The military does not want to be painted like juntas of the past that ended up becoming greedy and insinuating themselves into power forever for their own benefit. Gen. Prayuth has been trying to portray the military as a force restoring accountability and fighting crime–something that previous democratically elected governments were unable or unwilling to do.

Knowing that the pro-Thaksin opposition to the junta is likely to center on the perception of a military dictatorship and an undemocratic charter, the army is sensitive to interpretations of the interim charter (and the permanent charter that will soon be drafted) that contend the documents are designed to install the military into power forever.

This situation is also instructive of how the powers in Thailand constantly interact and challenge each other. While it is true that the military, business groupings, and political factions all have a common goal of eliminating Thaksin and his family from politics, they also have their own particular interests centered around preserving their prerogatives and freedom of action within the political and business worlds. One of these interests is ensuring that no other power becomes so overwhelming that it impinges on the prerogatives of the other centers of power.

The last ten years have been spent battling one such power–Thaksin Shinawatra–who openly (particularly through the Pheu Thai Party) vowed to rewrite the laws to ensure no check could be placed on a sitting government’s authority.

While Thaksin is far from vanquished, the fight to unseat him has ironically has led to a state of affairs where the military is now proudly and popularly (if the polls are to be believed) holding absolute sway over the Thai world.

Although the military is ultimately reactionary–intending to reset the old balance of politics that the Thaksin revolution upset–it is still likely that there will be an overwhelming military tendency to overreach and resist the return of control, even once it is clear that politicians have given up any loyalty to Thaksin and his political machine.

All other powers now have to scheme to insure military control is tempered or risk another critical imbalance that might ignite years of struggle as prerogatives are once again fought over.

Amusingly, the Thai newspapers, wary of military power over them at this time, have been coyly (and falsely) reporting that it is not clear what the military objects to in the Manager Weekly.]

2Bangkok.com Editor Ron Morris’ book, The Thai Book: A Field Guide to Thai Political Motivations, is available in the Kindle Store.

Press Council eyes ‘Manager’ mysteryBangkok Post, July 28, 2014
The National Press Council of Thailand is launching a probe into alleged false reporting by Manager Weekly magazine — even though it has no idea what it is investigating…

Junta asked to explain what offended them in newspaperThe Nation, July 28, 2014
…Junta warns Manager Group over “dishonest intent to undermine the credibility of the NCPO…”

The ‘big stick’ of martial law must be used sparinglyBangkok Post, July 28, 2014
…In a post on his Facebook page, National Press Council president Chakkrish Permpool asked the NCPO to submit its evidence in writing.
He urged the junta to clearly point to the false information contained in the magazine, as required by the council’s charter, so that his group can start its ethics probe…

More: Weekly News Magazines, August 1, 2014 and Manager Weekly’s response to junta pressure
Also: Junta blocks Economist’s “Five hundred days of dictatorship” article

This entry was posted in Analysis, Thai Newspapers and Magazines.

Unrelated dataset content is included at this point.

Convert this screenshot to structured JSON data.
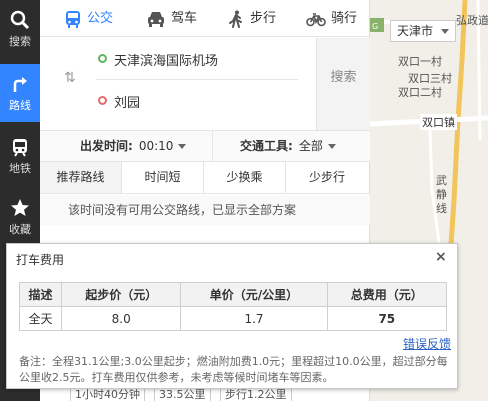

Bookmark the permalink.

Leave a Reply

Your email address will not be published.

This site uses Akismet to reduce spam. Learn how your comment data is processed.